▸ **Exercise details**
Reproduce all the data, character for character.
── Information shown ──
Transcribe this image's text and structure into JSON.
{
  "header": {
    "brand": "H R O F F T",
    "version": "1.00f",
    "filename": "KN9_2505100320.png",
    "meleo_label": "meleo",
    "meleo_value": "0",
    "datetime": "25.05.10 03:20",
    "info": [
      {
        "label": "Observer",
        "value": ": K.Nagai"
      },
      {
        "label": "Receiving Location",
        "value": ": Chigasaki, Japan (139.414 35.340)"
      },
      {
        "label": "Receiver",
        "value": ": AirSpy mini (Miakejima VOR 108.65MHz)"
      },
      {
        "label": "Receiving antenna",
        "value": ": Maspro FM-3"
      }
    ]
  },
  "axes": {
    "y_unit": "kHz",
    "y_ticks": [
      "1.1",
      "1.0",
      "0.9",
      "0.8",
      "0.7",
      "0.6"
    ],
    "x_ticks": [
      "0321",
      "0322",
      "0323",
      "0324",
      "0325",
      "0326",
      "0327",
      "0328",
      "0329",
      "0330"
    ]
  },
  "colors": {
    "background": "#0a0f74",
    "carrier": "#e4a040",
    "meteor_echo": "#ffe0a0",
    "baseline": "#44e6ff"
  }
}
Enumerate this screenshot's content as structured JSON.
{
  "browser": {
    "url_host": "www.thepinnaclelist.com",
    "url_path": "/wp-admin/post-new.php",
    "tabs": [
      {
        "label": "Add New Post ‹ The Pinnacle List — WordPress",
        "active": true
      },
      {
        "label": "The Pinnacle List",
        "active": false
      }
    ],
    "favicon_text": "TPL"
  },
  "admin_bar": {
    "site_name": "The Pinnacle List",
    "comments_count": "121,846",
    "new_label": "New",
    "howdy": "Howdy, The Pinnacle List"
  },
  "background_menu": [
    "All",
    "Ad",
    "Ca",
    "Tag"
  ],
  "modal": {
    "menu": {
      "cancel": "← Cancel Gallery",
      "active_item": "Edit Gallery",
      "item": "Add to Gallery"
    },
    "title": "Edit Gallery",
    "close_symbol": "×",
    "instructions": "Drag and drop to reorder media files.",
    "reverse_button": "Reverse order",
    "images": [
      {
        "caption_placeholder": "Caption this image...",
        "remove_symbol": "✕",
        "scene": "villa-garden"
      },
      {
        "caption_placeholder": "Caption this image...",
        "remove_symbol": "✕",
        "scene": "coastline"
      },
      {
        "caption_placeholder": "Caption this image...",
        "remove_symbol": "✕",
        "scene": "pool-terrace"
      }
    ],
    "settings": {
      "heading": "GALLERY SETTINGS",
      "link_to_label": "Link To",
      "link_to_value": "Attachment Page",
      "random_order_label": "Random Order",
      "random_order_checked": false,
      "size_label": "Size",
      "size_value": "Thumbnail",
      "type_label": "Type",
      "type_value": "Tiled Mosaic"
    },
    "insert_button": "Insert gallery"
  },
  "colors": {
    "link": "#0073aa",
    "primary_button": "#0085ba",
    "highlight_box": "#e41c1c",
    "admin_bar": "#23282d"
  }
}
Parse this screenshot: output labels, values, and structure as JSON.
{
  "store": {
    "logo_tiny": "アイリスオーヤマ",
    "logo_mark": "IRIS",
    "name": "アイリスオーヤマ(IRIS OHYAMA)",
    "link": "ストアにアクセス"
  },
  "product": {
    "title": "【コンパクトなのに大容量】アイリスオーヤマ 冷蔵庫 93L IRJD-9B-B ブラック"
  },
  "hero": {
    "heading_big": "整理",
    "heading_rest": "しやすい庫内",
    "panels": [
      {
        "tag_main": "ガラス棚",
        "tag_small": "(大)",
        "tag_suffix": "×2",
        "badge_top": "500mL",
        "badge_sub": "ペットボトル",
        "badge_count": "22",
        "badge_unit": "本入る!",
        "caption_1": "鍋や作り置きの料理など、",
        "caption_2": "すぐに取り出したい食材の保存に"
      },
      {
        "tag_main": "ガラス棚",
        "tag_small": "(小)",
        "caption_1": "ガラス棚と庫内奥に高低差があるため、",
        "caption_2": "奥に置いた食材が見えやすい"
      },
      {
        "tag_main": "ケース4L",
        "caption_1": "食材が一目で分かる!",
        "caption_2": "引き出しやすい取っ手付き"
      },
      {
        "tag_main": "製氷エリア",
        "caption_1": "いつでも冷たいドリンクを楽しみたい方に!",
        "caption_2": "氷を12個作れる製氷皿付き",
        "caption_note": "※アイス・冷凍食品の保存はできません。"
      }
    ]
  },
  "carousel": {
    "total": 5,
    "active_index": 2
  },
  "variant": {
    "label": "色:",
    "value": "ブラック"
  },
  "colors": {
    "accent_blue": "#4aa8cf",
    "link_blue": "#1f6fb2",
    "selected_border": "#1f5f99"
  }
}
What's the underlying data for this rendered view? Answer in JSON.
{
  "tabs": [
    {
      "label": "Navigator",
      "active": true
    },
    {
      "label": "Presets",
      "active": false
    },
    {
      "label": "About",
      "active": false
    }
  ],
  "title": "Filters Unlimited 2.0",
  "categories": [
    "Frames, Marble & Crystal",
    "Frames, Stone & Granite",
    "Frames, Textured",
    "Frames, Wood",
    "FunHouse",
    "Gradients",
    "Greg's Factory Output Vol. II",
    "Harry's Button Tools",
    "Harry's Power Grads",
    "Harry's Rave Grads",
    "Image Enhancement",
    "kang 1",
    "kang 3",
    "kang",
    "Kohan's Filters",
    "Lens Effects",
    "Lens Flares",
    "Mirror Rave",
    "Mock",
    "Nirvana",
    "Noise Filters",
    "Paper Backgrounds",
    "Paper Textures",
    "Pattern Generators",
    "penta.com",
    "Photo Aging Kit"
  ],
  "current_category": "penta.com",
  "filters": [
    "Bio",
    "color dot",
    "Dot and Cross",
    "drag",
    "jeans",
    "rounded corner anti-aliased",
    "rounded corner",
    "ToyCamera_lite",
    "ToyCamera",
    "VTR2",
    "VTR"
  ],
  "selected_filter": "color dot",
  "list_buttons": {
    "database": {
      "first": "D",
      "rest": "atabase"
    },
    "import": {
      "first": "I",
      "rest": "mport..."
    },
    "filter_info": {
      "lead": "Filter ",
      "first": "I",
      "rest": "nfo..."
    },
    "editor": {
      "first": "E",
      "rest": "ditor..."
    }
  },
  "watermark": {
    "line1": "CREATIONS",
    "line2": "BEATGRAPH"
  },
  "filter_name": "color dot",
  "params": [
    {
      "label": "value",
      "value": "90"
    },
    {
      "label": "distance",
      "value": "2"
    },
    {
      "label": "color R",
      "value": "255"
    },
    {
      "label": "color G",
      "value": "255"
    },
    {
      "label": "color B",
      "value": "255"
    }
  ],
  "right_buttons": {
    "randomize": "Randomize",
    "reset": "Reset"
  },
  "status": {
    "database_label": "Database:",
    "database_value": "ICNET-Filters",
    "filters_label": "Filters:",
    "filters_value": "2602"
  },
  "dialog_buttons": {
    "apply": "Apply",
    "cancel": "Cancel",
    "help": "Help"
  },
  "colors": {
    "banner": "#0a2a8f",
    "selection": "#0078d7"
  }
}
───
▸ **Answer to the problem**
Transcribe this image's text and structure into JSON.
{
  "header": {
    "brand": "H R O F F T",
    "version": "1.00f",
    "filename": "KN9_2505100320.png",
    "meleo_label": "meleo",
    "meleo_value": "0",
    "datetime": "25.05.10 03:20",
    "info": [
      {
        "label": "Observer",
        "value": ": K.Nagai"
      },
      {
        "label": "Receiving Location",
        "value": ": Chigasaki, Japan (139.414 35.340)"
      },
      {
        "label": "Receiver",
        "value": ": AirSpy mini (Miakejima VOR 108.65MHz)"
      },
      {
        "label": "Receiving antenna",
        "value": ": Maspro FM-3"
      }
    ]
  },
  "axes": {
    "y_unit": "kHz",
    "y_ticks": [
      "1.1",
      "1.0",
      "0.9",
      "0.8",
      "0.7",
      "0.6"
    ],
    "x_ticks": [
      "0321",
      "0322",
      "0323",
      "0324",
      "0325",
      "0326",
      "0327",
      "0328",
      "0329",
      "0330"
    ]
  },
  "colors": {
    "background": "#0a0f74",
    "carrier": "#e4a040",
    "meteor_echo": "#ffe0a0",
    "baseline": "#44e6ff"
  }
}
Enumerate this screenshot's content as structured JSON.
{
  "browser": {
    "url_host": "www.thepinnaclelist.com",
    "url_path": "/wp-admin/post-new.php",
    "tabs": [
      {
        "label": "Add New Post ‹ The Pinnacle List — WordPress",
        "active": true
      },
      {
        "label": "The Pinnacle List",
        "active": false
      }
    ],
    "favicon_text": "TPL"
  },
  "admin_bar": {
    "site_name": "The Pinnacle List",
    "comments_count": "121,846",
    "new_label": "New",
    "howdy": "Howdy, The Pinnacle List"
  },
  "background_menu": [
    "All",
    "Ad",
    "Ca",
    "Tag"
  ],
  "modal": {
    "menu": {
      "cancel": "← Cancel Gallery",
      "active_item": "Edit Gallery",
      "item": "Add to Gallery"
    },
    "title": "Edit Gallery",
    "close_symbol": "×",
    "instructions": "Drag and drop to reorder media files.",
    "reverse_button": "Reverse order",
    "images": [
      {
        "caption_placeholder": "Caption this image...",
        "remove_symbol": "✕",
        "scene": "villa-garden"
      },
      {
        "caption_placeholder": "Caption this image...",
        "remove_symbol": "✕",
        "scene": "coastline"
      },
      {
        "caption_placeholder": "Caption this image...",
        "remove_symbol": "✕",
        "scene": "pool-terrace"
      }
    ],
    "settings": {
      "heading": "GALLERY SETTINGS",
      "link_to_label": "Link To",
      "link_to_value": "Attachment Page",
      "random_order_label": "Random Order",
      "random_order_checked": false,
      "size_label": "Size",
      "size_value": "Thumbnail",
      "type_label": "Type",
      "type_value": "Tiled Mosaic"
    },
    "insert_button": "Insert gallery"
  },
  "colors": {
    "link": "#0073aa",
    "primary_button": "#0085ba",
    "highlight_box": "#e41c1c",
    "admin_bar": "#23282d"
  }
}
Parse this screenshot: output labels, values, and structure as JSON.
{
  "store": {
    "logo_tiny": "アイリスオーヤマ",
    "logo_mark": "IRIS",
    "name": "アイリスオーヤマ(IRIS OHYAMA)",
    "link": "ストアにアクセス"
  },
  "product": {
    "title": "【コンパクトなのに大容量】アイリスオーヤマ 冷蔵庫 93L IRJD-9B-B ブラック"
  },
  "hero": {
    "heading_big": "整理",
    "heading_rest": "しやすい庫内",
    "panels": [
      {
        "tag_main": "ガラス棚",
        "tag_small": "(大)",
        "tag_suffix": "×2",
        "badge_top": "500mL",
        "badge_sub": "ペットボトル",
        "badge_count": "22",
        "badge_unit": "本入る!",
        "caption_1": "鍋や作り置きの料理など、",
        "caption_2": "すぐに取り出したい食材の保存に"
      },
      {
        "tag_main": "ガラス棚",
        "tag_small": "(小)",
        "caption_1": "ガラス棚と庫内奥に高低差があるため、",
        "caption_2": "奥に置いた食材が見えやすい"
      },
      {
        "tag_main": "ケース4L",
        "caption_1": "食材が一目で分かる!",
        "caption_2": "引き出しやすい取っ手付き"
      },
      {
        "tag_main": "製氷エリア",
        "caption_1": "いつでも冷たいドリンクを楽しみたい方に!",
        "caption_2": "氷を12個作れる製氷皿付き",
        "caption_note": "※アイス・冷凍食品の保存はできません。"
      }
    ]
  },
  "carousel": {
    "total": 5,
    "active_index": 2
  },
  "variant": {
    "label": "色:",
    "value": "ブラック"
  },
  "colors": {
    "accent_blue": "#4aa8cf",
    "link_blue": "#1f6fb2",
    "selected_border": "#1f5f99"
  }
}
What's the underlying data for this rendered view? Answer in JSON.
{
  "tabs": [
    {
      "label": "Navigator",
      "active": true
    },
    {
      "label": "Presets",
      "active": false
    },
    {
      "label": "About",
      "active": false
    }
  ],
  "title": "Filters Unlimited 2.0",
  "categories": [
    "Frames, Marble & Crystal",
    "Frames, Stone & Granite",
    "Frames, Textured",
    "Frames, Wood",
    "FunHouse",
    "Gradients",
    "Greg's Factory Output Vol. II",
    "Harry's Button Tools",
    "Harry's Power Grads",
    "Harry's Rave Grads",
    "Image Enhancement",
    "kang 1",
    "kang 3",
    "kang",
    "Kohan's Filters",
    "Lens Effects",
    "Lens Flares",
    "Mirror Rave",
    "Mock",
    "Nirvana",
    "Noise Filters",
    "Paper Backgrounds",
    "Paper Textures",
    "Pattern Generators",
    "penta.com",
    "Photo Aging Kit"
  ],
  "current_category": "penta.com",
  "filters": [
    "Bio",
    "color dot",
    "Dot and Cross",
    "drag",
    "jeans",
    "rounded corner anti-aliased",
    "rounded corner",
    "ToyCamera_lite",
    "ToyCamera",
    "VTR2",
    "VTR"
  ],
  "selected_filter": "color dot",
  "list_buttons": {
    "database": {
      "first": "D",
      "rest": "atabase"
    },
    "import": {
      "first": "I",
      "rest": "mport..."
    },
    "filter_info": {
      "lead": "Filter ",
      "first": "I",
      "rest": "nfo..."
    },
    "editor": {
      "first": "E",
      "rest": "ditor..."
    }
  },
  "watermark": {
    "line1": "CREATIONS",
    "line2": "BEATGRAPH"
  },
  "filter_name": "color dot",
  "params": [
    {
      "label": "value",
      "value": "90"
    },
    {
      "label": "distance",
      "value": "2"
    },
    {
      "label": "color R",
      "value": "255"
    },
    {
      "label": "color G",
      "value": "255"
    },
    {
      "label": "color B",
      "value": "255"
    }
  ],
  "right_buttons": {
    "randomize": "Randomize",
    "reset": "Reset"
  },
  "status": {
    "database_label": "Database:",
    "database_value": "ICNET-Filters",
    "filters_label": "Filters:",
    "filters_value": "2602"
  },
  "dialog_buttons": {
    "apply": "Apply",
    "cancel": "Cancel",
    "help": "Help"
  },
  "colors": {
    "banner": "#0a2a8f",
    "selection": "#0078d7"
  }
}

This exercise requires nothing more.